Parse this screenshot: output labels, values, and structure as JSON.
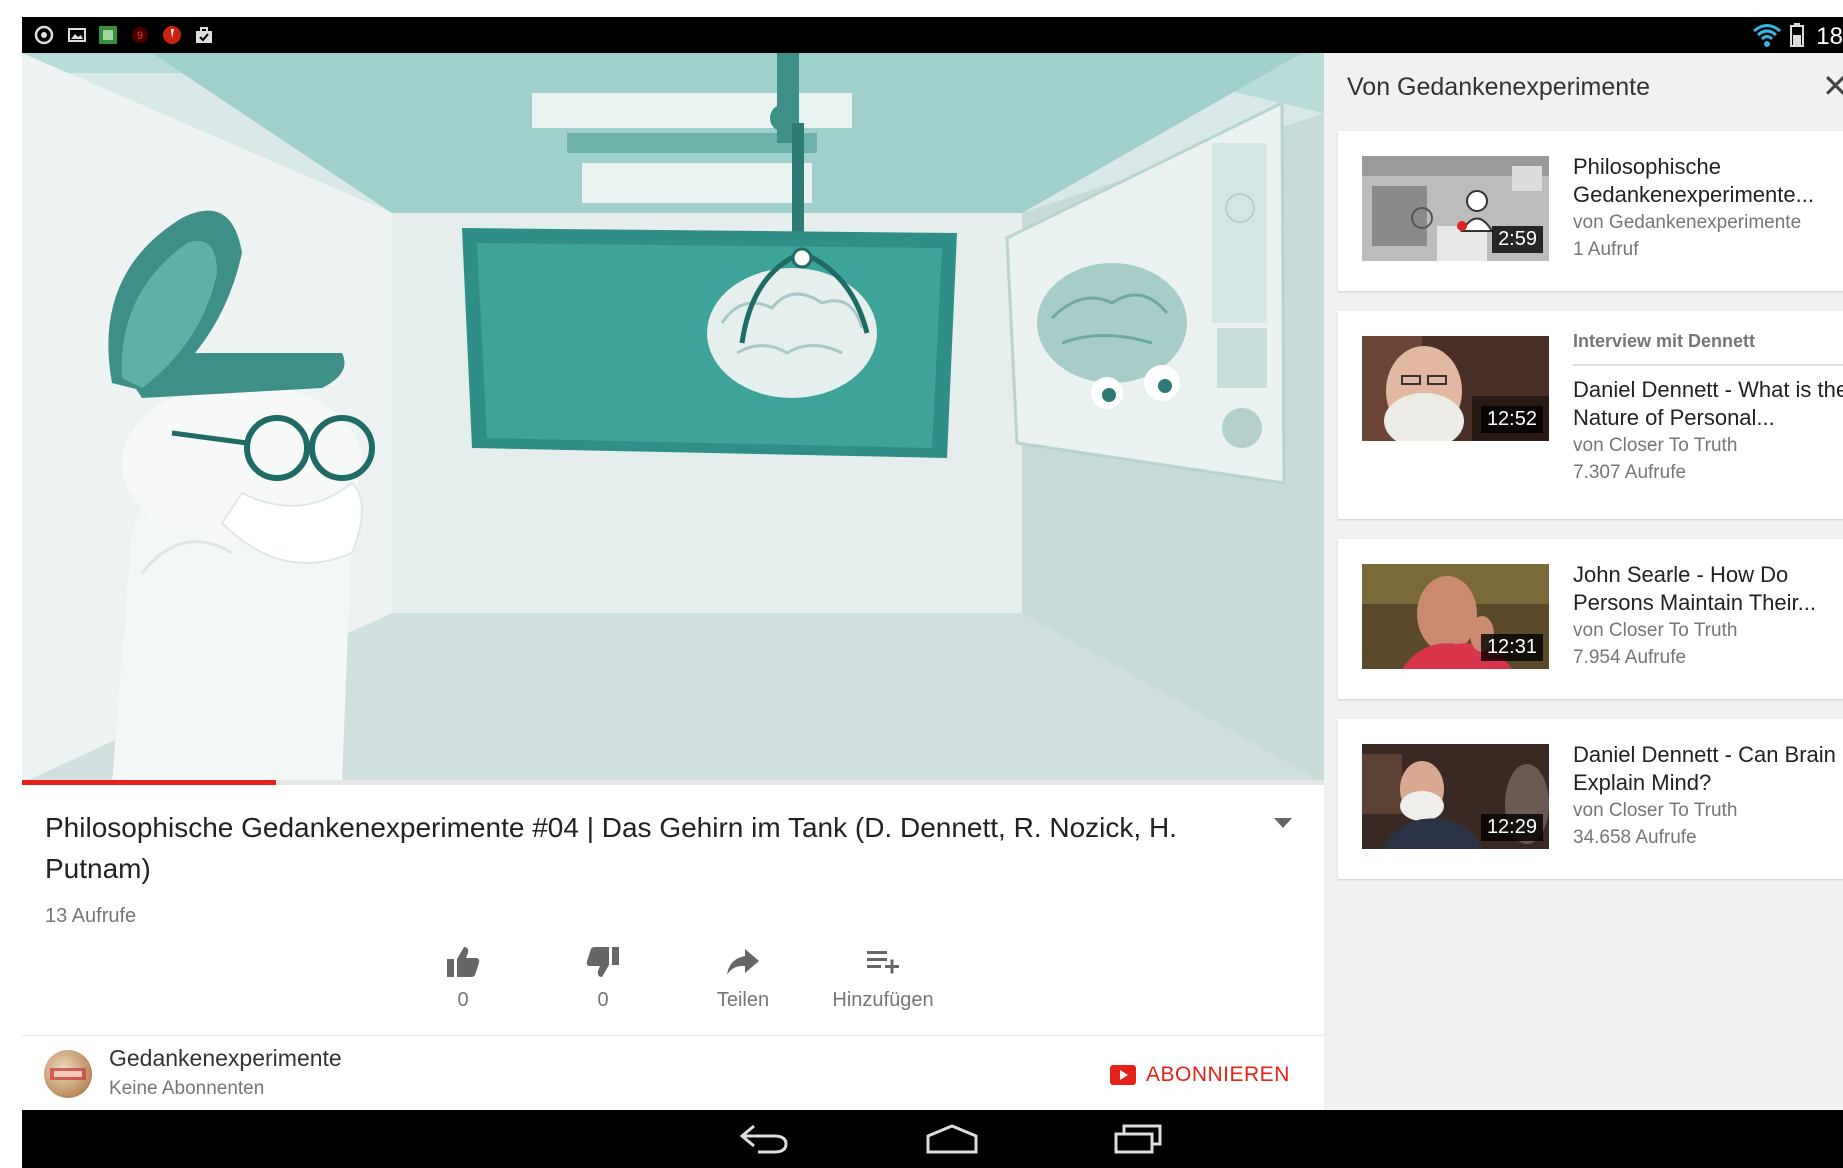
{
  "status_bar": {
    "time": "18",
    "left_icons": [
      "circle-icon",
      "image-icon",
      "app-icon",
      "notification-icon",
      "alert-icon",
      "briefcase-icon"
    ],
    "right_icons": [
      "wifi-icon",
      "battery-icon"
    ]
  },
  "player": {
    "progress": 0.195,
    "accent": "#e62117"
  },
  "video": {
    "title": "Philosophische Gedankenexperimente #04 | Das Gehirn im Tank (D. Dennett, R. Nozick, H. Putnam)",
    "views": "13 Aufrufe"
  },
  "actions": {
    "like_count": "0",
    "dislike_count": "0",
    "share_label": "Teilen",
    "add_label": "Hinzufügen"
  },
  "channel": {
    "name": "Gedankenexperimente",
    "subscribers": "Keine Abonnenten",
    "subscribe_label": "ABONNIEREN"
  },
  "sidebar": {
    "header": "Von Gedankenexperimente",
    "close": "✕",
    "items": [
      {
        "title": "Philosophische Gedankenexperimente...",
        "channel": "von Gedankenexperimente",
        "views": "1 Aufruf",
        "duration": "2:59"
      },
      {
        "playlist_label": "Interview mit Dennett",
        "title": "Daniel Dennett - What is the Nature of Personal...",
        "channel": "von Closer To Truth",
        "views": "7.307 Aufrufe",
        "duration": "12:52"
      },
      {
        "title": "John Searle - How Do Persons Maintain Their...",
        "channel": "von Closer To Truth",
        "views": "7.954 Aufrufe",
        "duration": "12:31"
      },
      {
        "title": "Daniel Dennett - Can Brain Explain Mind?",
        "channel": "von Closer To Truth",
        "views": "34.658 Aufrufe",
        "duration": "12:29"
      }
    ]
  },
  "nav_bar": {
    "buttons": [
      "back-icon",
      "home-icon",
      "recents-icon"
    ]
  }
}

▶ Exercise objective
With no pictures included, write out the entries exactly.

▶ Solved problem
Parse this screenshot: output labels, values, and structure as JSON.
{
  "status_bar": {
    "time": "18",
    "left_icons": [
      "circle-icon",
      "image-icon",
      "app-icon",
      "notification-icon",
      "alert-icon",
      "briefcase-icon"
    ],
    "right_icons": [
      "wifi-icon",
      "battery-icon"
    ]
  },
  "player": {
    "progress": 0.195,
    "accent": "#e62117"
  },
  "video": {
    "title": "Philosophische Gedankenexperimente #04 | Das Gehirn im Tank (D. Dennett, R. Nozick, H. Putnam)",
    "views": "13 Aufrufe"
  },
  "actions": {
    "like_count": "0",
    "dislike_count": "0",
    "share_label": "Teilen",
    "add_label": "Hinzufügen"
  },
  "channel": {
    "name": "Gedankenexperimente",
    "subscribers": "Keine Abonnenten",
    "subscribe_label": "ABONNIEREN"
  },
  "sidebar": {
    "header": "Von Gedankenexperimente",
    "close": "✕",
    "items": [
      {
        "title": "Philosophische Gedankenexperimente...",
        "channel": "von Gedankenexperimente",
        "views": "1 Aufruf",
        "duration": "2:59"
      },
      {
        "playlist_label": "Interview mit Dennett",
        "title": "Daniel Dennett - What is the Nature of Personal...",
        "channel": "von Closer To Truth",
        "views": "7.307 Aufrufe",
        "duration": "12:52"
      },
      {
        "title": "John Searle - How Do Persons Maintain Their...",
        "channel": "von Closer To Truth",
        "views": "7.954 Aufrufe",
        "duration": "12:31"
      },
      {
        "title": "Daniel Dennett - Can Brain Explain Mind?",
        "channel": "von Closer To Truth",
        "views": "34.658 Aufrufe",
        "duration": "12:29"
      }
    ]
  },
  "nav_bar": {
    "buttons": [
      "back-icon",
      "home-icon",
      "recents-icon"
    ]
  }
}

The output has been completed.